Work to be completed:
Copy out every entry precisely.

Start of Material shown

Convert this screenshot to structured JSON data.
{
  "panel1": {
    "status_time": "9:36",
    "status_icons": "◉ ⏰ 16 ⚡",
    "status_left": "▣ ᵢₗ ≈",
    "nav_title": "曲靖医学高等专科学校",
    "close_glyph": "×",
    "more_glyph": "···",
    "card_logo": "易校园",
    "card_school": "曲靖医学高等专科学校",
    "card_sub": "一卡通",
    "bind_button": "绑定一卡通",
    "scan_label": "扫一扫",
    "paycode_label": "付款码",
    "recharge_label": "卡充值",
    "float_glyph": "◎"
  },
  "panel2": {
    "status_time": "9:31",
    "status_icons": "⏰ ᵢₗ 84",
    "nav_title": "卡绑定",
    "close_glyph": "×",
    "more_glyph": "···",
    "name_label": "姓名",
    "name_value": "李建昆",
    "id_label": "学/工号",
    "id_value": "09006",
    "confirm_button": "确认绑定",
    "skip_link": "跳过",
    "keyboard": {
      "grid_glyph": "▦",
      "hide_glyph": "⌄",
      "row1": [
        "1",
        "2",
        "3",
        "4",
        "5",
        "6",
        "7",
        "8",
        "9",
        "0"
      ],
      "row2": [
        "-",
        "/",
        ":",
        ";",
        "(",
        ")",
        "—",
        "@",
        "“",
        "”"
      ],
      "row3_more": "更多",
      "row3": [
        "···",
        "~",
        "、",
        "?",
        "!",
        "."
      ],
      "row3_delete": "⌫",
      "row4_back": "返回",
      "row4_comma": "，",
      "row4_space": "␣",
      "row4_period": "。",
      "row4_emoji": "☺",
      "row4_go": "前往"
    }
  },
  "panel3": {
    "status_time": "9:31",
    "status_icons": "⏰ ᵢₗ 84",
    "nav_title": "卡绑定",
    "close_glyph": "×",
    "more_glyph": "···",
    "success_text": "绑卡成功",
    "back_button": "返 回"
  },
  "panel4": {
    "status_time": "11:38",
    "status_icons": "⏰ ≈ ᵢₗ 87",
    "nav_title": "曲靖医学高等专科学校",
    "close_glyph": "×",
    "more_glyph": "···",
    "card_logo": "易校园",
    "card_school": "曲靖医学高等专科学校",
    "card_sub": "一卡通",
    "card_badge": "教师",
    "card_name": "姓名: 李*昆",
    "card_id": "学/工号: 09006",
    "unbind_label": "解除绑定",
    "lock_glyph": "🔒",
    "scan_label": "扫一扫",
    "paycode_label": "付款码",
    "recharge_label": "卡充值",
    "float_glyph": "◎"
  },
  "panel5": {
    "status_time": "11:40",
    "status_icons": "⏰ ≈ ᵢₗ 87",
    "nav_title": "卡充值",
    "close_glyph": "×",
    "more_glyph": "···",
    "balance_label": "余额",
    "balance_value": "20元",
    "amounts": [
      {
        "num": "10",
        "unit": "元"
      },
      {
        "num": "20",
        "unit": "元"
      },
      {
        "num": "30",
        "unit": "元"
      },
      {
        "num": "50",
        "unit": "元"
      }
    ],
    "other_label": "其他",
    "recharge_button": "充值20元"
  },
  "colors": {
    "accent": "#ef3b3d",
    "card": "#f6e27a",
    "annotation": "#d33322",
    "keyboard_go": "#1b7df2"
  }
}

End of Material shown

Answer:
Convert this screenshot to structured JSON data.
{
  "panel1": {
    "status_time": "9:36",
    "status_icons": "◉ ⏰ 16 ⚡",
    "status_left": "▣ ᵢₗ ≈",
    "nav_title": "曲靖医学高等专科学校",
    "close_glyph": "×",
    "more_glyph": "···",
    "card_logo": "易校园",
    "card_school": "曲靖医学高等专科学校",
    "card_sub": "一卡通",
    "bind_button": "绑定一卡通",
    "scan_label": "扫一扫",
    "paycode_label": "付款码",
    "recharge_label": "卡充值",
    "float_glyph": "◎"
  },
  "panel2": {
    "status_time": "9:31",
    "status_icons": "⏰ ᵢₗ 84",
    "nav_title": "卡绑定",
    "close_glyph": "×",
    "more_glyph": "···",
    "name_label": "姓名",
    "name_value": "李建昆",
    "id_label": "学/工号",
    "id_value": "09006",
    "confirm_button": "确认绑定",
    "skip_link": "跳过",
    "keyboard": {
      "grid_glyph": "▦",
      "hide_glyph": "⌄",
      "row1": [
        "1",
        "2",
        "3",
        "4",
        "5",
        "6",
        "7",
        "8",
        "9",
        "0"
      ],
      "row2": [
        "-",
        "/",
        ":",
        ";",
        "(",
        ")",
        "—",
        "@",
        "“",
        "”"
      ],
      "row3_more": "更多",
      "row3": [
        "···",
        "~",
        "、",
        "?",
        "!",
        "."
      ],
      "row3_delete": "⌫",
      "row4_back": "返回",
      "row4_comma": "，",
      "row4_space": "␣",
      "row4_period": "。",
      "row4_emoji": "☺",
      "row4_go": "前往"
    }
  },
  "panel3": {
    "status_time": "9:31",
    "status_icons": "⏰ ᵢₗ 84",
    "nav_title": "卡绑定",
    "close_glyph": "×",
    "more_glyph": "···",
    "success_text": "绑卡成功",
    "back_button": "返 回"
  },
  "panel4": {
    "status_time": "11:38",
    "status_icons": "⏰ ≈ ᵢₗ 87",
    "nav_title": "曲靖医学高等专科学校",
    "close_glyph": "×",
    "more_glyph": "···",
    "card_logo": "易校园",
    "card_school": "曲靖医学高等专科学校",
    "card_sub": "一卡通",
    "card_badge": "教师",
    "card_name": "姓名: 李*昆",
    "card_id": "学/工号: 09006",
    "unbind_label": "解除绑定",
    "lock_glyph": "🔒",
    "scan_label": "扫一扫",
    "paycode_label": "付款码",
    "recharge_label": "卡充值",
    "float_glyph": "◎"
  },
  "panel5": {
    "status_time": "11:40",
    "status_icons": "⏰ ≈ ᵢₗ 87",
    "nav_title": "卡充值",
    "close_glyph": "×",
    "more_glyph": "···",
    "balance_label": "余额",
    "balance_value": "20元",
    "amounts": [
      {
        "num": "10",
        "unit": "元"
      },
      {
        "num": "20",
        "unit": "元"
      },
      {
        "num": "30",
        "unit": "元"
      },
      {
        "num": "50",
        "unit": "元"
      }
    ],
    "other_label": "其他",
    "recharge_button": "充值20元"
  },
  "colors": {
    "accent": "#ef3b3d",
    "card": "#f6e27a",
    "annotation": "#d33322",
    "keyboard_go": "#1b7df2"
  }
}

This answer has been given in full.